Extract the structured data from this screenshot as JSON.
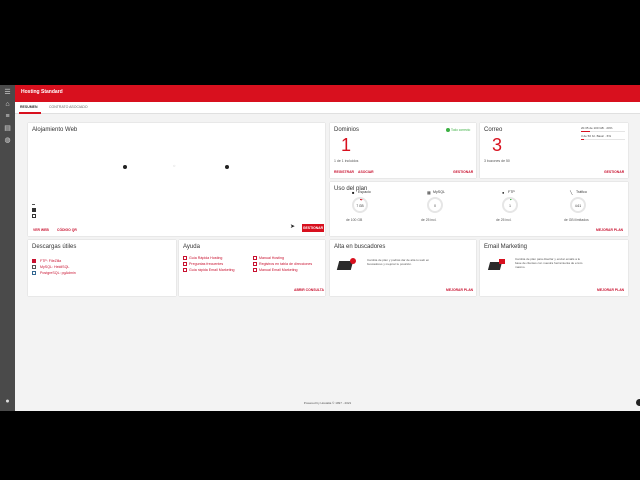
{
  "app": {
    "title": "Hosting Standard"
  },
  "tabs": [
    {
      "label": "RESUMEN"
    },
    {
      "label": "CONTRATO ASOCIADO"
    }
  ],
  "hosting": {
    "title": "Alojamiento Web",
    "link_web": "VER WEB",
    "link_qr": "CÓDIGO QR",
    "manage_button": "GESTIONAR"
  },
  "dominios": {
    "title": "Dominios",
    "count": "1",
    "status": "Todo correcto",
    "sub": "1 de 1 incluidos",
    "link_register": "REGISTRAR",
    "link_associate": "ASOCIAR",
    "link_manage": "GESTIONAR"
  },
  "correo": {
    "title": "Correo",
    "count": "3",
    "sub": "3 buzones de 50",
    "quota_line1": "20.35 de 100 GB · 20%",
    "quota_line1_fill": 0.2,
    "quota_line2": "3 de 50 bz. Basic · 6%",
    "quota_line2_fill": 0.06,
    "link_manage": "GESTIONAR"
  },
  "uso": {
    "title": "Uso del plan",
    "items": [
      {
        "label": "Espacio",
        "value": "7 GB",
        "sub": "de 100 GB",
        "fill": 0.07,
        "icon": "folder-icon"
      },
      {
        "label": "MySQL",
        "value": "0",
        "sub": "de 25 incl.",
        "fill": 0.0,
        "icon": "database-icon"
      },
      {
        "label": "FTP",
        "value": "1",
        "sub": "de 25 incl.",
        "fill": 0.04,
        "icon": "user-icon"
      },
      {
        "label": "Tráfico",
        "value": "4.61",
        "sub": "de GB ilimitados",
        "fill": 0.0,
        "icon": "chart-icon"
      }
    ],
    "link_upgrade": "MEJORAR PLAN"
  },
  "descargas": {
    "title": "Descargas útiles",
    "items": [
      "FTP: FileZilla",
      "MySQL: HeidiSQL",
      "PostgreSQL: pgAdmin"
    ]
  },
  "ayuda": {
    "title": "Ayuda",
    "col1": [
      "Guía Rápida Hosting",
      "Preguntas frecuentes",
      "Guía rápida Email Marketing"
    ],
    "col2": [
      "Manual Hosting",
      "Registros en tabla de direcciones",
      "Manual Email Marketing"
    ],
    "link_open": "ABRIR CONSULTA"
  },
  "buscadores": {
    "title": "Alta en buscadores",
    "desc": "Cambia de plan y podrás dar de alta tu web en buscadores y mejorar tu posición.",
    "link_upgrade": "MEJORAR PLAN"
  },
  "email_marketing": {
    "title": "Email Marketing",
    "desc": "Cambia de plan para diseñar y enviar emails a tu base de clientes con nuestra herramienta de envío masivo.",
    "link_upgrade": "MEJORAR PLAN"
  },
  "footer": {
    "text": "Powered by Hostalia © 1997 - 2021"
  },
  "colors": {
    "brand": "#d8101e",
    "rail": "#4a4a4a",
    "ok": "#3cb043"
  }
}
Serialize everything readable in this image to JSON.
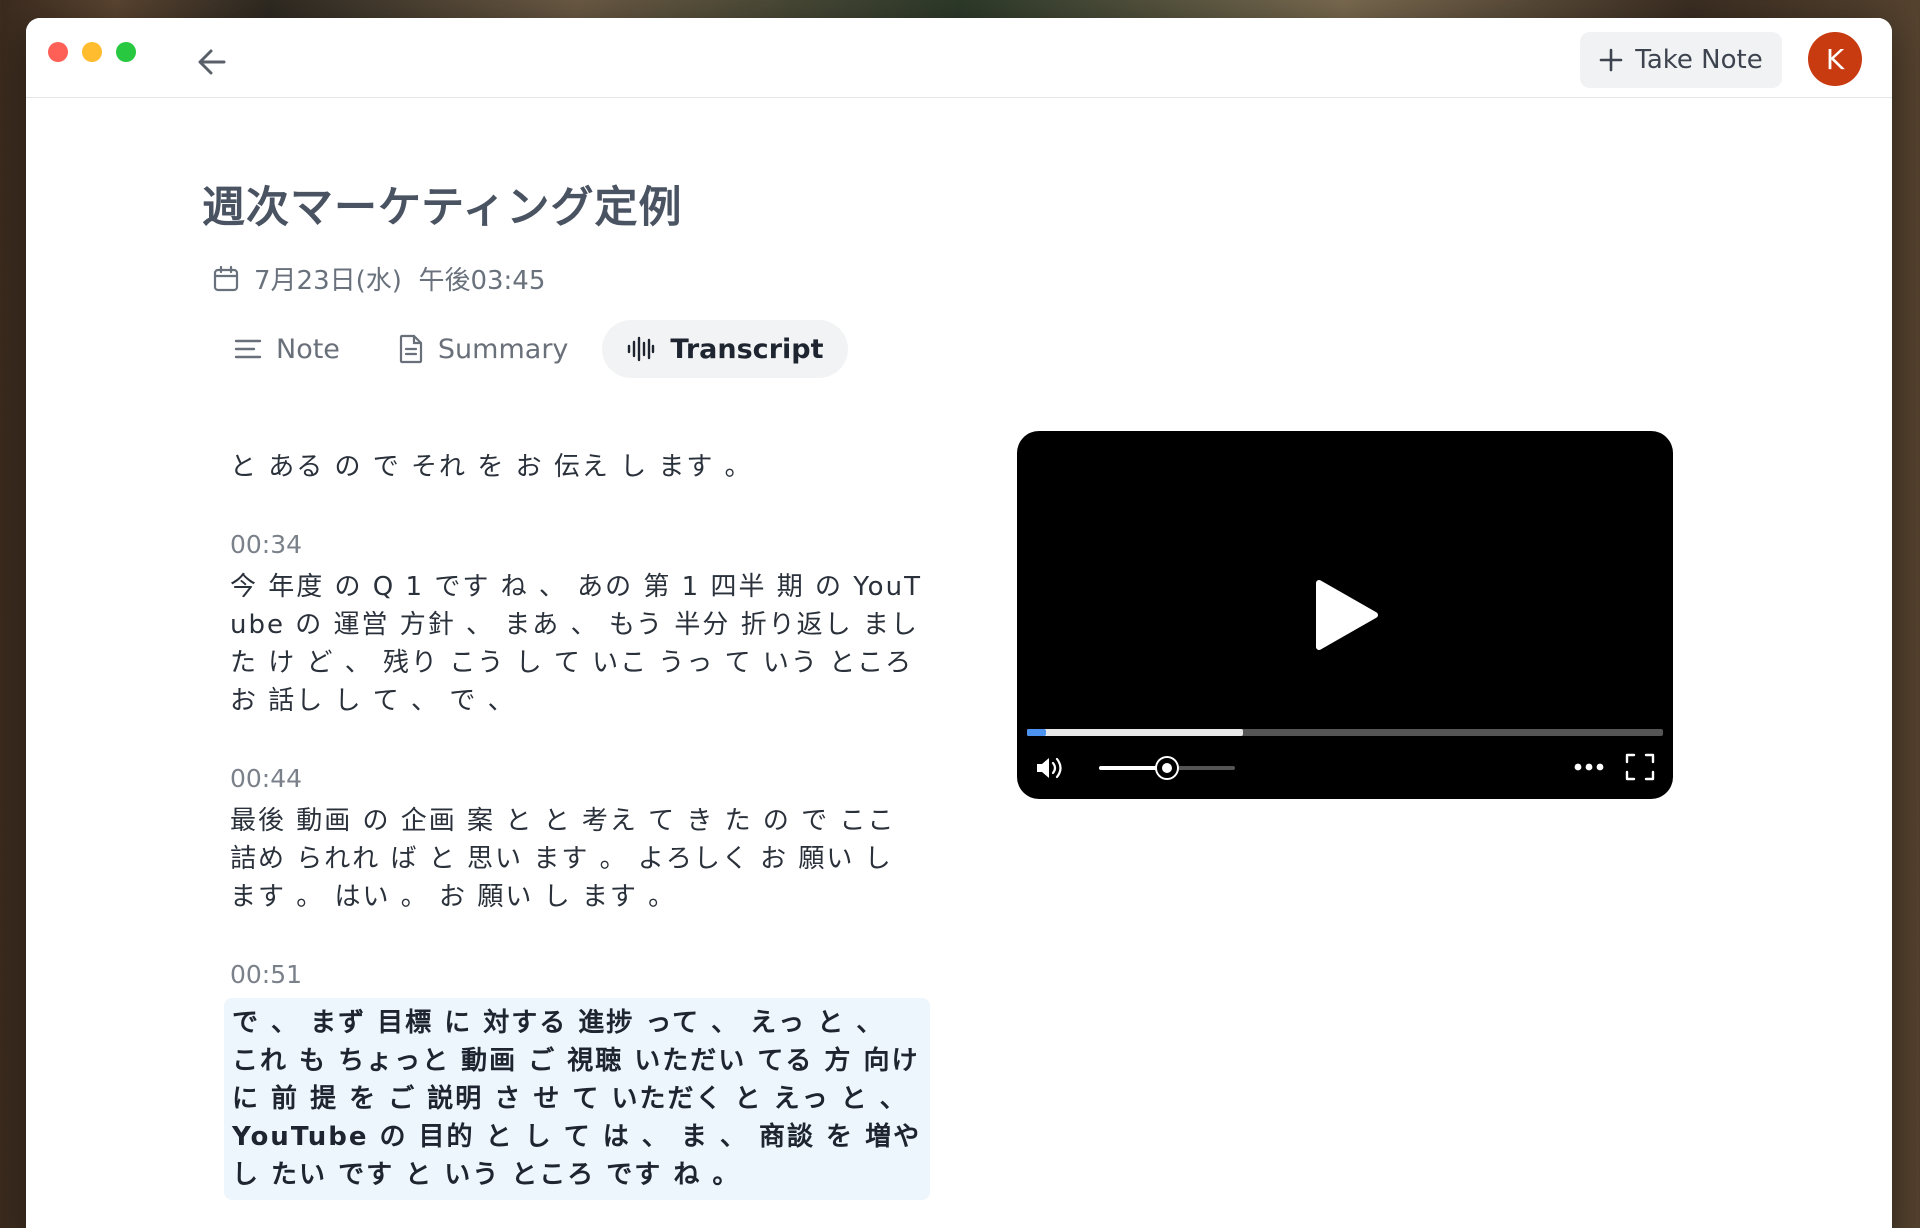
{
  "toolbar": {
    "take_note_label": "Take Note",
    "avatar_initial": "K",
    "avatar_color": "#c83a10"
  },
  "meeting": {
    "title": "週次マーケティング定例",
    "date": "7月23日(水)  午後03:45"
  },
  "tabs": [
    {
      "label": "Note",
      "icon": "lines-icon",
      "active": false
    },
    {
      "label": "Summary",
      "icon": "document-icon",
      "active": false
    },
    {
      "label": "Transcript",
      "icon": "waveform-icon",
      "active": true
    }
  ],
  "transcript": {
    "segments": [
      {
        "time": "",
        "text": "と ある の で それ を お 伝え し ます 。",
        "highlight": false
      },
      {
        "time": "00:34",
        "text": "今 年度 の Q 1 です ね 、 あの 第 1 四半 期 の YouTube の 運営 方針 、 まあ 、 もう 半分 折り返し まし た け ど 、 残り こう し て いこ うっ て いう ところ お 話し し て 、 で 、",
        "highlight": false
      },
      {
        "time": "00:44",
        "text": "最後 動画 の 企画 案 と と 考え て き た の で ここ 詰め られれ ば と 思い ます 。 よろしく お 願い し ます 。 はい 。 お 願い し ます 。",
        "highlight": false
      },
      {
        "time": "00:51",
        "text": "で 、 まず 目標 に 対する 進捗 って 、 えっ と 、 これ も ちょっと 動画 ご 視聴 いただい てる 方 向け に 前 提 を ご 説明 さ せ て いただく と えっ と 、 YouTube の 目的 と し て は 、 ま 、 商談 を 増やし たい です と いう ところ です ね 。",
        "highlight": true
      }
    ]
  },
  "player": {
    "progress_played": 0.03,
    "progress_buffered": 0.34,
    "volume": 0.5,
    "accent_color": "#4c93f0"
  }
}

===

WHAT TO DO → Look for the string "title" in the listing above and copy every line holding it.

TASK OUTPUT →
    "title": "Hosting Standard"
    "title": "Alojamiento Web",
    "title": "Dominios",
    "title": "Correo",
    "title": "Uso del plan",
    "title": "Descargas útiles",
    "title": "Ayuda",
    "title": "Alta en buscadores",
    "title": "Email Marketing",
    "title": "週次マーケティング定例",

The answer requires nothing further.